  16. Social housing of non-human primates in a research facility: socialisation across macaque species and sexes

    | Contributor(s):: Rehrig, A., DiVincenti, L., Jr., Schery, L. A.

    Refinement of social housing practices is paramount to improving animal welfare in laboratory environments, especially with regard to non-human primates. Even though social housing of the same species should be considered the optimal paradigm, cynomolgus ( Macaca fascicularis) and rhesus macaques...

  17. A case study employing operant conditioning to reduce stress of capture for red-bellied tamarins ( Saguinus labiatus )

    | Contributor(s):: Owen, Y., Amory, J. R.

    Traditional techniques used to capture New World monkeys, such as net capture, can induce high levels of acute stress detrimental to welfare. Alternatively, training nonhuman animals via operant conditioning to voluntarily participate in husbandry and/or veterinary practices is accepted as a...

  18. A comparison of positive reinforcement training techniques in owl and squirrel monkeys: time required to train to reliability

    | Contributor(s):: Rogge, J., Sherenco, K., Malling, R., Thiele, E., Lambeth, S., Schapiro, S., Williams, L.

    Positive reinforcement training (PRT) techniques enhance the psychological well being of nonhuman primates by increasing the animal's control over his or her environment and desensitizing the animal to stressful stimuli. However, the literature on PRT in neotropical primates is limited. Here PRT...

  19. A two-choice preference assessment with five cotton-top tamarins ( Saguinus oedipus )

    | Contributor(s):: Fernandez, E. J., Dorey, N. R., Rosales-Ruiz, J.

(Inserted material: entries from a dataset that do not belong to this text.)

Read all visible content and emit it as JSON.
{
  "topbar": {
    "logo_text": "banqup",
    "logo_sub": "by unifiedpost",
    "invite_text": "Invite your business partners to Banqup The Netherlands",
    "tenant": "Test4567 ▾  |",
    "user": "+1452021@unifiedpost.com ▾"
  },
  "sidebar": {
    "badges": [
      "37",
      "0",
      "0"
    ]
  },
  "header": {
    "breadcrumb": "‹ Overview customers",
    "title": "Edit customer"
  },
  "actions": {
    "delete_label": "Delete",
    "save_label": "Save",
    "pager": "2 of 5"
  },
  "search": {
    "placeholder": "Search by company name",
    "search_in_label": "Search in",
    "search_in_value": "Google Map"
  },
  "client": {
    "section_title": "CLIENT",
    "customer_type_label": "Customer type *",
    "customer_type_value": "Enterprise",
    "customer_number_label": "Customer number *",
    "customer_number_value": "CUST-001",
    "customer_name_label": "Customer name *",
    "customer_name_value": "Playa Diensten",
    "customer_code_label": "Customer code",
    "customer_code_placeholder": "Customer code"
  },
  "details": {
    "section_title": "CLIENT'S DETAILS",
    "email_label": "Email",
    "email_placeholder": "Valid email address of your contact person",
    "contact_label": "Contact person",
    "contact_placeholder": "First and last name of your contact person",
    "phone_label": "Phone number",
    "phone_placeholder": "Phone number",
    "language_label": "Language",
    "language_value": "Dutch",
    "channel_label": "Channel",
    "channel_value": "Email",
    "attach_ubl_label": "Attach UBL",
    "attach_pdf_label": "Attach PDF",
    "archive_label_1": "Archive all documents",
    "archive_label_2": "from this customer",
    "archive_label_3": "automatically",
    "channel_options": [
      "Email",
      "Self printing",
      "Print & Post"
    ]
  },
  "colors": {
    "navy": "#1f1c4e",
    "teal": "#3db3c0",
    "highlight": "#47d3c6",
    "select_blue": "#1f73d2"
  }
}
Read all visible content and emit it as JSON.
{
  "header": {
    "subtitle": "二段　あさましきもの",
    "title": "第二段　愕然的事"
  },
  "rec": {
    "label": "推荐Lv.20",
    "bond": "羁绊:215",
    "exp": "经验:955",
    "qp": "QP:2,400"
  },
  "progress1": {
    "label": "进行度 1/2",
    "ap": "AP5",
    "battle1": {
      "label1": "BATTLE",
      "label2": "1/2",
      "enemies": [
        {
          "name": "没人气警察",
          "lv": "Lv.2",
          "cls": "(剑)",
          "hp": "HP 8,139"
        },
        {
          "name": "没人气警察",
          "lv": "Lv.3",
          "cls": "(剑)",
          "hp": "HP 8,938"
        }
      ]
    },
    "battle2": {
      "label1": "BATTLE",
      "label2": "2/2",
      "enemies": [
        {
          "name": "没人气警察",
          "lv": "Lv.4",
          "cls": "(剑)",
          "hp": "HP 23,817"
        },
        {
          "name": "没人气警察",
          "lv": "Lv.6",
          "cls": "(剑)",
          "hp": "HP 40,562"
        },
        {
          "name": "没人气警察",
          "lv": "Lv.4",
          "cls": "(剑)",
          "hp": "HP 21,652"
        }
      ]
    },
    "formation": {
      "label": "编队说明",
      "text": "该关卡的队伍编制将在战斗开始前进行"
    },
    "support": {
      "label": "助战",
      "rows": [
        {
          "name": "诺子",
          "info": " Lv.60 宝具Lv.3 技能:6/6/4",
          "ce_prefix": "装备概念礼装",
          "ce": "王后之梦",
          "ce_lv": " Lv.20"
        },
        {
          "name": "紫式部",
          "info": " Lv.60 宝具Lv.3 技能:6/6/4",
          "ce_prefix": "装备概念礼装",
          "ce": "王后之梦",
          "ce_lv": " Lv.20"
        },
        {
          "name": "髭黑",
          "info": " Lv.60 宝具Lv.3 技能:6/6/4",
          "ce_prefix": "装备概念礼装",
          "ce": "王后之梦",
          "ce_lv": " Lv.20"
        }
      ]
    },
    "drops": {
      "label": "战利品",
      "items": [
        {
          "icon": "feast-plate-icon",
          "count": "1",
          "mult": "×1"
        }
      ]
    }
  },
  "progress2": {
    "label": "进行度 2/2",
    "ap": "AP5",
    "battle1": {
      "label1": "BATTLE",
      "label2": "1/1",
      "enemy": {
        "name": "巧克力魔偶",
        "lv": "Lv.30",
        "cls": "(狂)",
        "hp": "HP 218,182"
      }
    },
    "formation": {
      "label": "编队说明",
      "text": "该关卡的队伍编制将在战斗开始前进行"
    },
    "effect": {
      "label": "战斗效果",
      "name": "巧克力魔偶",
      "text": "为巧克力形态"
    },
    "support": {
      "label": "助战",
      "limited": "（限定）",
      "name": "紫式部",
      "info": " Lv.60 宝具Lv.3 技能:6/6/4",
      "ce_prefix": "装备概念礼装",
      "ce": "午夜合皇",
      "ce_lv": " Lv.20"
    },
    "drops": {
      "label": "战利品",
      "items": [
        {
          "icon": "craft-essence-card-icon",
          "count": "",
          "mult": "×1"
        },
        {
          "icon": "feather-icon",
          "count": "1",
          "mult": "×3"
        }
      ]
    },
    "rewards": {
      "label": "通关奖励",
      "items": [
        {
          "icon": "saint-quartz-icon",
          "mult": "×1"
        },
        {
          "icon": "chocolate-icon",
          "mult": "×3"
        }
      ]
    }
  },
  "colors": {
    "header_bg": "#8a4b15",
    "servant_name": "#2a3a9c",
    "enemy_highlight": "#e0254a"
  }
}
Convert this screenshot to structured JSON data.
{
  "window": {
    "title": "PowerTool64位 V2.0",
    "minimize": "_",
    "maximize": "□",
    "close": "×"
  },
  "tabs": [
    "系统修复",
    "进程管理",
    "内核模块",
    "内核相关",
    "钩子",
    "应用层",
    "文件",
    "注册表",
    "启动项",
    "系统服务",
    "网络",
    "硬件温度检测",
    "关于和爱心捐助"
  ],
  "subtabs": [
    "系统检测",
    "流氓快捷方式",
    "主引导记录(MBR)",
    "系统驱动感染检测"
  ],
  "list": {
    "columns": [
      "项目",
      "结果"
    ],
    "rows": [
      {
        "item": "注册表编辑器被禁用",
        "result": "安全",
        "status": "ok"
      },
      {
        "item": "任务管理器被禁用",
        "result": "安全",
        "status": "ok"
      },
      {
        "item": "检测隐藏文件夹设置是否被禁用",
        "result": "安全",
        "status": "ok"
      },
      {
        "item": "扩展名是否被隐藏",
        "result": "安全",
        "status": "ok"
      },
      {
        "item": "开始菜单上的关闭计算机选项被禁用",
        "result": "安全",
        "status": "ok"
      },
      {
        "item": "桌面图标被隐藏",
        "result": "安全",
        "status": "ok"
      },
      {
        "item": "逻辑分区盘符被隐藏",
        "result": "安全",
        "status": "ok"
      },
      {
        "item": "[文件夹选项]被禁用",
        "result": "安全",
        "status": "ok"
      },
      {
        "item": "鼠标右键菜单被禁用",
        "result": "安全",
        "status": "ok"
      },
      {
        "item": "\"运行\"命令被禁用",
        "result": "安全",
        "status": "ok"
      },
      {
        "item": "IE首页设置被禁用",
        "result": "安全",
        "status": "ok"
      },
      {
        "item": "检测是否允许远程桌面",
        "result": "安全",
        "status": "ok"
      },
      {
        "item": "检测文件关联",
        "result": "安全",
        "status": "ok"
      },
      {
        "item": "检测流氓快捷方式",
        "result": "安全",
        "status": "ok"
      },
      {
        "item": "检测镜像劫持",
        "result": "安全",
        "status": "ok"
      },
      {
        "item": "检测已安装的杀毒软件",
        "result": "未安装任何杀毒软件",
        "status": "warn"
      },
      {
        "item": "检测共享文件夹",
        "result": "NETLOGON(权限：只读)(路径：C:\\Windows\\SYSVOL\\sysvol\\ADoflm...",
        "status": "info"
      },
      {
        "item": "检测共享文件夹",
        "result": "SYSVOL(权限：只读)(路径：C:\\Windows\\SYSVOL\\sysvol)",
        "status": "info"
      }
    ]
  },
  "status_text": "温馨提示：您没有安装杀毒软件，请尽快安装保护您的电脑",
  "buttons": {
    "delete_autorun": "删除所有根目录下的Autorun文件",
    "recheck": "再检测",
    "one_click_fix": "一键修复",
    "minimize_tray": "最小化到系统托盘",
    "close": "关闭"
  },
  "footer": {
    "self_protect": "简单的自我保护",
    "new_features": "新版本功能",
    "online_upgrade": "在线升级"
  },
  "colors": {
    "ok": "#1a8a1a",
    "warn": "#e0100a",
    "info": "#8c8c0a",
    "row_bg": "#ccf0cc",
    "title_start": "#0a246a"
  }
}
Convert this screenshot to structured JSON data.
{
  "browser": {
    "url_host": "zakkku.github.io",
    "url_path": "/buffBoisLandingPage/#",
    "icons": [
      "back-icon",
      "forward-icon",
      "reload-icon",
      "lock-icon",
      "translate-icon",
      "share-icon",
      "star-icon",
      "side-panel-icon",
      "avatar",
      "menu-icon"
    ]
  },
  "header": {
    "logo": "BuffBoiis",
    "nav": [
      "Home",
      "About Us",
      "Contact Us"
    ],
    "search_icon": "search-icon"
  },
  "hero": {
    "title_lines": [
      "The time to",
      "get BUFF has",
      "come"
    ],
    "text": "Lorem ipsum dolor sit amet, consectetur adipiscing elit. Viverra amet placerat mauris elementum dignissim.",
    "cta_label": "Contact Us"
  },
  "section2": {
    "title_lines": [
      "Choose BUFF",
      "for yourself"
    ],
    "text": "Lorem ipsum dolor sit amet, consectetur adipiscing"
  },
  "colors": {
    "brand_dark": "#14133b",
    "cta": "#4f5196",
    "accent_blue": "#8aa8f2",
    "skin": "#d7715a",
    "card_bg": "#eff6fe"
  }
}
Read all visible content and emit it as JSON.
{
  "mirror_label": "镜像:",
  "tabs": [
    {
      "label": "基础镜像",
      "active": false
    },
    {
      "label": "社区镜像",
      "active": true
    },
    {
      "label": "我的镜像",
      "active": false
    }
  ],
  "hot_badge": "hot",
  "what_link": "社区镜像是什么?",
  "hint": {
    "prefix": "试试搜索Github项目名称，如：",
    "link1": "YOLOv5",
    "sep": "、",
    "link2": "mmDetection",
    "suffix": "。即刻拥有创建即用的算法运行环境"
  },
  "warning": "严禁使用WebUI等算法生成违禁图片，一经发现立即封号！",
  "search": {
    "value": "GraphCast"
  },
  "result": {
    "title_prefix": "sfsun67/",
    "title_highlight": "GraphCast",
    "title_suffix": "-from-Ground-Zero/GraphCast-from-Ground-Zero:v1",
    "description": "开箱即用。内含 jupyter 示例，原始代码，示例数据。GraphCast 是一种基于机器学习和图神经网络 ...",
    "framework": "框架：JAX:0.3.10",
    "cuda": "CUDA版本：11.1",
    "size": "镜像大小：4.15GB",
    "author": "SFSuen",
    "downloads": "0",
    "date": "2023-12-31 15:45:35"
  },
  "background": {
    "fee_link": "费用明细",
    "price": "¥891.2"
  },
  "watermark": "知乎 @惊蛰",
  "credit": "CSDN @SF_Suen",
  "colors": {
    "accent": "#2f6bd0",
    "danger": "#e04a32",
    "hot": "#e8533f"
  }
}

    A study selected 5 cotton-top tamarins (Saguinus oedipus) located at the Frank Buck Zoo in Gainesville, Texas, for a food preference assessment. The study used a paired-choice procedure across 7 different food items for all 5 tamarins. Preferences for the food items across all the tamarins...

  20. Artificial weaning of Old World monkeys: benefits and costs

    | Contributor(s):: Reinhardt, V.

    Permanent mother-infant separation prior to natural weaning is a common husbandry practice in monkey breeding colonies. In the United States, all eight Regional Primate Research Centres have such colonies. Under undisturbed conditions, Old World monkey mothers wean their infants at the age of...